What does this mean for the future of cannabis regulation in Portugal? It paints a vibrant picture of partnership and innovation – but how it will roll out remains to be seen.
Legalization Advocacy in Belgium
The cannabis reform wave has not spared Belgium either. Earlier this month, Deputy Prime Minister Pierre-Yves Dermagne expressed his stance in favour of the legalization of cannabis.
Mr. Dermage, highlighting the road to cannabis reform in neighbouring countries – Germany, Luxembourg, and the Netherlands, advocated for lucidity in Belgian drug regulation. His belief that increasing the budget is not enough, resource allocation and efficiency are key, resonates with on-ground realities.
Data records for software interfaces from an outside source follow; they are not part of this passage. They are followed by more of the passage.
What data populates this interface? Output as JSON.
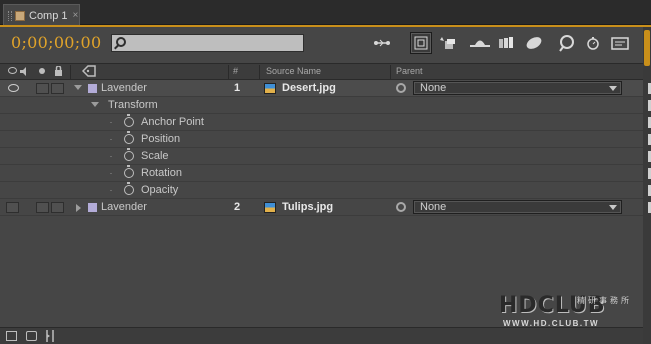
{
  "tab": {
    "title": "Comp 1",
    "close": "×"
  },
  "header": {
    "timecode": "0;00;00;00",
    "search_value": ""
  },
  "toolbar": {
    "icons": [
      "mini-flowchart-icon",
      "draft-3d-icon",
      "shy-icon",
      "frame-blending-icon",
      "motion-blur-icon",
      "brainstorm-icon",
      "auto-keyframe-icon",
      "graph-editor-icon",
      "comp-flowchart-icon"
    ]
  },
  "columns": {
    "num": "#",
    "source": "Source Name",
    "parent": "Parent"
  },
  "layers": [
    {
      "layer_name": "Lavender",
      "num": "1",
      "source": "Desert.jpg",
      "parent": "None"
    },
    {
      "layer_name": "Lavender",
      "num": "2",
      "source": "Tulips.jpg",
      "parent": "None"
    }
  ],
  "transform": {
    "label": "Transform",
    "properties": [
      "Anchor Point",
      "Position",
      "Scale",
      "Rotation",
      "Opacity"
    ]
  },
  "watermark": {
    "logo": "HDCLUB",
    "chinese": "精研事務所",
    "url": "WWW.HD.CLUB.TW"
  },
  "colors": {
    "accent": "#c98f1a",
    "timecode": "#e0a32a",
    "label_swatch": "#b3acd8"
  }
}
The Deputy Minister brought forward the fact that regulation and taxation of cannabis could contribute a staggering €660 million a year to Belgium’s economy, funds that can be allocated for law enforcement, justice, and prevention.
Affirmation From the Netherlands
In another progressive move, Belgium’s neighbour, the Netherlands, is ready to embark on its adult-use pilot programme. Despite delays, the government has set the ball rolling as of December 15 this year.
While the sale and consumption of cannabis in the country have been operational, the cultivation of cannabis remained constrained. This paradox has plunged coffee shops into illegal markets for their supply.
The upcoming pilot program is set to invite ten local cultivators for legal production for four years, supplying coffee shops in 10 Dutch municipalities. It’s a significant stride that hopes to address the grey areas in the Dutch marijuana space.
What BRITISH CANNABIS™ has to say
The cannabis industry is gaining momentum, busting regulatory shackles and stepping into the mainstream, especially in Europe. These examples of Portugal, Belgium, and the Netherlands prompt a timely discussion on the transformative potential of legalizing cannabis, more so given the shifting political tides and public sentiment.
These nations are leading by example, elaborating the case for a well-regulated, revenue-generating, consumer-protective cannabis industry. BRITISH CANNABIS™ supports these advancements and aims to keep its readers updated on these strategic narratives fostering industry growth and acceptance.
It’s clear – the global winds of change are here, and they’re bringing a cannabis reform breeze with them, catalysing game-changing conversations about cannabis more than ever before.